--- WORK REQUIRED ---
Make your reply a word-for-word repeat of the records.

--- RECORDS FOR THIS EXERCISE ---
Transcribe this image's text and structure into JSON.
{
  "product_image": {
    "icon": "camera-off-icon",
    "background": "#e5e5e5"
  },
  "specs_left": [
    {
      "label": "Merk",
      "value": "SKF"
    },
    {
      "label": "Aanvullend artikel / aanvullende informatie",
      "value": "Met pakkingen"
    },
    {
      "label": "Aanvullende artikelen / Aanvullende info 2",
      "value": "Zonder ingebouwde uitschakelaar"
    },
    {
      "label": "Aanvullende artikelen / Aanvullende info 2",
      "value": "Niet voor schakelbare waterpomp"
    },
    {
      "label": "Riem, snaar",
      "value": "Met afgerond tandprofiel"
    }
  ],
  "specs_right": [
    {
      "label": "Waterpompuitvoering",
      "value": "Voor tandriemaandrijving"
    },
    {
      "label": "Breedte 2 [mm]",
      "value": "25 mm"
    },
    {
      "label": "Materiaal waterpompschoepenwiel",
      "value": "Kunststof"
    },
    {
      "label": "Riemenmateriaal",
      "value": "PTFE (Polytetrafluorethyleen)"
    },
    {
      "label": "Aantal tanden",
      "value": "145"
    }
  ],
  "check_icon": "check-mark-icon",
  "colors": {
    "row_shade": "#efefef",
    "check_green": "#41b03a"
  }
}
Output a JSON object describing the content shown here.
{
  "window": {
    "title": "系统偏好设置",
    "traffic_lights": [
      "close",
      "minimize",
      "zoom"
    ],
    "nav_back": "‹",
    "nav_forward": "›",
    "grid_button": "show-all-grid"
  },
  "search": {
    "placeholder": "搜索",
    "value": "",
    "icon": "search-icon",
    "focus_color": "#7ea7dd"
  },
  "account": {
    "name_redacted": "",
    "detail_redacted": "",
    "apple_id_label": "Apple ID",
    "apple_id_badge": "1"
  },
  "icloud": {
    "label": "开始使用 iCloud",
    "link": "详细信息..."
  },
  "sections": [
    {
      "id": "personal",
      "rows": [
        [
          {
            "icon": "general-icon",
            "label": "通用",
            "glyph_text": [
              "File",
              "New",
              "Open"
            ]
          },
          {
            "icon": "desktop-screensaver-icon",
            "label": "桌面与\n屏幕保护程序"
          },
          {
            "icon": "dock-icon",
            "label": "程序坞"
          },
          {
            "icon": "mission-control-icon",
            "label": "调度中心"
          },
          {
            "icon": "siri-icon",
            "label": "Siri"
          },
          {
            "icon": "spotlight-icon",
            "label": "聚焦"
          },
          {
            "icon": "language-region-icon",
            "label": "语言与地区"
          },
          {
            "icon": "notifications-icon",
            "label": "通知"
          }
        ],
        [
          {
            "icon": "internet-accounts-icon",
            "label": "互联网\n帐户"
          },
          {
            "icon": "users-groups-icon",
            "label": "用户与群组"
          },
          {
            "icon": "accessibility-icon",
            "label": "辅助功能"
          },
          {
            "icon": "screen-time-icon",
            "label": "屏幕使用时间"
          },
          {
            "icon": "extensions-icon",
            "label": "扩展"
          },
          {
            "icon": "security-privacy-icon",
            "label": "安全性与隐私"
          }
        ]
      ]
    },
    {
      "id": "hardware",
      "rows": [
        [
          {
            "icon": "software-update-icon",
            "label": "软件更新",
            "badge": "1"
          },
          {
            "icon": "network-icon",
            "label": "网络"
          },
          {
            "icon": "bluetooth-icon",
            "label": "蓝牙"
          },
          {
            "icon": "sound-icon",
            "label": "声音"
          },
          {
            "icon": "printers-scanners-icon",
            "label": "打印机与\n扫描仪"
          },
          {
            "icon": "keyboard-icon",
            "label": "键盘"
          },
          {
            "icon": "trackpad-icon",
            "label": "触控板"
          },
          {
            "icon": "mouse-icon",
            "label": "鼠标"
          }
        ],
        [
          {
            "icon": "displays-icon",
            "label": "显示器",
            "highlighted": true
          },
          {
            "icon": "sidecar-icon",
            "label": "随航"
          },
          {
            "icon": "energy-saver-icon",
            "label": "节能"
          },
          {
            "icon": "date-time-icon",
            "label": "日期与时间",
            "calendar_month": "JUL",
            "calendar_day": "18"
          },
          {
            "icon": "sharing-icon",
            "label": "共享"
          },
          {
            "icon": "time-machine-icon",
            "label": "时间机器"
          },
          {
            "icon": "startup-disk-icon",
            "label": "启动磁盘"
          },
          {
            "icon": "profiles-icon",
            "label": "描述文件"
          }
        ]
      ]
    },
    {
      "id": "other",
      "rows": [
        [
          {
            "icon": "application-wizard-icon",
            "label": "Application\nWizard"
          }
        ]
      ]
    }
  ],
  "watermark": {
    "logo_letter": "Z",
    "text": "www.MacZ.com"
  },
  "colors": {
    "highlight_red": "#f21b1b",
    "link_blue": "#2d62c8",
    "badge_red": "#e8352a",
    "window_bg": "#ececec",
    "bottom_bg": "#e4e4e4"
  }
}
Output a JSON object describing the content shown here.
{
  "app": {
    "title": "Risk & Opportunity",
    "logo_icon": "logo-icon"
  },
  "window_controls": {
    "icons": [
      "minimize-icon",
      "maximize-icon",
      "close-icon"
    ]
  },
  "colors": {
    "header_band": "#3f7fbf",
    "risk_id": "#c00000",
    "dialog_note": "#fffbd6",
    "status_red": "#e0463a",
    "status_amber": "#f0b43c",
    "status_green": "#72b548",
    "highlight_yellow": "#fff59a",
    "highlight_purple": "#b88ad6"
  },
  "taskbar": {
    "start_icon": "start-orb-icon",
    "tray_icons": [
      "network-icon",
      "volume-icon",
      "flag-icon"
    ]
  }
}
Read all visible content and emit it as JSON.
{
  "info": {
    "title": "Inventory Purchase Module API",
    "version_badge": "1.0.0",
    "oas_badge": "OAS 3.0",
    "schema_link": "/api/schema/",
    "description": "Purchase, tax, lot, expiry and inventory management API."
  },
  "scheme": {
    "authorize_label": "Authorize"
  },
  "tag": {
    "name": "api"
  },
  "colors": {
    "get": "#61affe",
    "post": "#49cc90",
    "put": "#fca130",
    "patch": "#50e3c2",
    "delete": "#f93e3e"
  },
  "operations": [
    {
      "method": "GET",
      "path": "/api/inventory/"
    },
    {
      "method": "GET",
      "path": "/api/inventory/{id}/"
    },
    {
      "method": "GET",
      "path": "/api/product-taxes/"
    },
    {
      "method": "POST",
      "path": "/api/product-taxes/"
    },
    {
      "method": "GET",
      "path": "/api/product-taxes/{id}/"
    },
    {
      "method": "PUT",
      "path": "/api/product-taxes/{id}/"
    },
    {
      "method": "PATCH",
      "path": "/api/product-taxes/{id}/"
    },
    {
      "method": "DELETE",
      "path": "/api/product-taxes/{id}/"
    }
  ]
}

--- EXPECTED ANSWER ---
Transcribe this image's text and structure into JSON.
{
  "product_image": {
    "icon": "camera-off-icon",
    "background": "#e5e5e5"
  },
  "specs_left": [
    {
      "label": "Merk",
      "value": "SKF"
    },
    {
      "label": "Aanvullend artikel / aanvullende informatie",
      "value": "Met pakkingen"
    },
    {
      "label": "Aanvullende artikelen / Aanvullende info 2",
      "value": "Zonder ingebouwde uitschakelaar"
    },
    {
      "label": "Aanvullende artikelen / Aanvullende info 2",
      "value": "Niet voor schakelbare waterpomp"
    },
    {
      "label": "Riem, snaar",
      "value": "Met afgerond tandprofiel"
    }
  ],
  "specs_right": [
    {
      "label": "Waterpompuitvoering",
      "value": "Voor tandriemaandrijving"
    },
    {
      "label": "Breedte 2 [mm]",
      "value": "25 mm"
    },
    {
      "label": "Materiaal waterpompschoepenwiel",
      "value": "Kunststof"
    },
    {
      "label": "Riemenmateriaal",
      "value": "PTFE (Polytetrafluorethyleen)"
    },
    {
      "label": "Aantal tanden",
      "value": "145"
    }
  ],
  "check_icon": "check-mark-icon",
  "colors": {
    "row_shade": "#efefef",
    "check_green": "#41b03a"
  }
}
Output a JSON object describing the content shown here.
{
  "window": {
    "title": "系统偏好设置",
    "traffic_lights": [
      "close",
      "minimize",
      "zoom"
    ],
    "nav_back": "‹",
    "nav_forward": "›",
    "grid_button": "show-all-grid"
  },
  "search": {
    "placeholder": "搜索",
    "value": "",
    "icon": "search-icon",
    "focus_color": "#7ea7dd"
  },
  "account": {
    "name_redacted": "",
    "detail_redacted": "",
    "apple_id_label": "Apple ID",
    "apple_id_badge": "1"
  },
  "icloud": {
    "label": "开始使用 iCloud",
    "link": "详细信息..."
  },
  "sections": [
    {
      "id": "personal",
      "rows": [
        [
          {
            "icon": "general-icon",
            "label": "通用",
            "glyph_text": [
              "File",
              "New",
              "Open"
            ]
          },
          {
            "icon": "desktop-screensaver-icon",
            "label": "桌面与\n屏幕保护程序"
          },
          {
            "icon": "dock-icon",
            "label": "程序坞"
          },
          {
            "icon": "mission-control-icon",
            "label": "调度中心"
          },
          {
            "icon": "siri-icon",
            "label": "Siri"
          },
          {
            "icon": "spotlight-icon",
            "label": "聚焦"
          },
          {
            "icon": "language-region-icon",
            "label": "语言与地区"
          },
          {
            "icon": "notifications-icon",
            "label": "通知"
          }
        ],
        [
          {
            "icon": "internet-accounts-icon",
            "label": "互联网\n帐户"
          },
          {
            "icon": "users-groups-icon",
            "label": "用户与群组"
          },
          {
            "icon": "accessibility-icon",
            "label": "辅助功能"
          },
          {
            "icon": "screen-time-icon",
            "label": "屏幕使用时间"
          },
          {
            "icon": "extensions-icon",
            "label": "扩展"
          },
          {
            "icon": "security-privacy-icon",
            "label": "安全性与隐私"
          }
        ]
      ]
    },
    {
      "id": "hardware",
      "rows": [
        [
          {
            "icon": "software-update-icon",
            "label": "软件更新",
            "badge": "1"
          },
          {
            "icon": "network-icon",
            "label": "网络"
          },
          {
            "icon": "bluetooth-icon",
            "label": "蓝牙"
          },
          {
            "icon": "sound-icon",
            "label": "声音"
          },
          {
            "icon": "printers-scanners-icon",
            "label": "打印机与\n扫描仪"
          },
          {
            "icon": "keyboard-icon",
            "label": "键盘"
          },
          {
            "icon": "trackpad-icon",
            "label": "触控板"
          },
          {
            "icon": "mouse-icon",
            "label": "鼠标"
          }
        ],
        [
          {
            "icon": "displays-icon",
            "label": "显示器",
            "highlighted": true
          },
          {
            "icon": "sidecar-icon",
            "label": "随航"
          },
          {
            "icon": "energy-saver-icon",
            "label": "节能"
          },
          {
            "icon": "date-time-icon",
            "label": "日期与时间",
            "calendar_month": "JUL",
            "calendar_day": "18"
          },
          {
            "icon": "sharing-icon",
            "label": "共享"
          },
          {
            "icon": "time-machine-icon",
            "label": "时间机器"
          },
          {
            "icon": "startup-disk-icon",
            "label": "启动磁盘"
          },
          {
            "icon": "profiles-icon",
            "label": "描述文件"
          }
        ]
      ]
    },
    {
      "id": "other",
      "rows": [
        [
          {
            "icon": "application-wizard-icon",
            "label": "Application\nWizard"
          }
        ]
      ]
    }
  ],
  "watermark": {
    "logo_letter": "Z",
    "text": "www.MacZ.com"
  },
  "colors": {
    "highlight_red": "#f21b1b",
    "link_blue": "#2d62c8",
    "badge_red": "#e8352a",
    "window_bg": "#ececec",
    "bottom_bg": "#e4e4e4"
  }
}
Output a JSON object describing the content shown here.
{
  "app": {
    "title": "Risk & Opportunity",
    "logo_icon": "logo-icon"
  },
  "window_controls": {
    "icons": [
      "minimize-icon",
      "maximize-icon",
      "close-icon"
    ]
  },
  "colors": {
    "header_band": "#3f7fbf",
    "risk_id": "#c00000",
    "dialog_note": "#fffbd6",
    "status_red": "#e0463a",
    "status_amber": "#f0b43c",
    "status_green": "#72b548",
    "highlight_yellow": "#fff59a",
    "highlight_purple": "#b88ad6"
  },
  "taskbar": {
    "start_icon": "start-orb-icon",
    "tray_icons": [
      "network-icon",
      "volume-icon",
      "flag-icon"
    ]
  }
}
Read all visible content and emit it as JSON.
{
  "info": {
    "title": "Inventory Purchase Module API",
    "version_badge": "1.0.0",
    "oas_badge": "OAS 3.0",
    "schema_link": "/api/schema/",
    "description": "Purchase, tax, lot, expiry and inventory management API."
  },
  "scheme": {
    "authorize_label": "Authorize"
  },
  "tag": {
    "name": "api"
  },
  "colors": {
    "get": "#61affe",
    "post": "#49cc90",
    "put": "#fca130",
    "patch": "#50e3c2",
    "delete": "#f93e3e"
  },
  "operations": [
    {
      "method": "GET",
      "path": "/api/inventory/"
    },
    {
      "method": "GET",
      "path": "/api/inventory/{id}/"
    },
    {
      "method": "GET",
      "path": "/api/product-taxes/"
    },
    {
      "method": "POST",
      "path": "/api/product-taxes/"
    },
    {
      "method": "GET",
      "path": "/api/product-taxes/{id}/"
    },
    {
      "method": "PUT",
      "path": "/api/product-taxes/{id}/"
    },
    {
      "method": "PATCH",
      "path": "/api/product-taxes/{id}/"
    },
    {
      "method": "DELETE",
      "path": "/api/product-taxes/{id}/"
    }
  ]
}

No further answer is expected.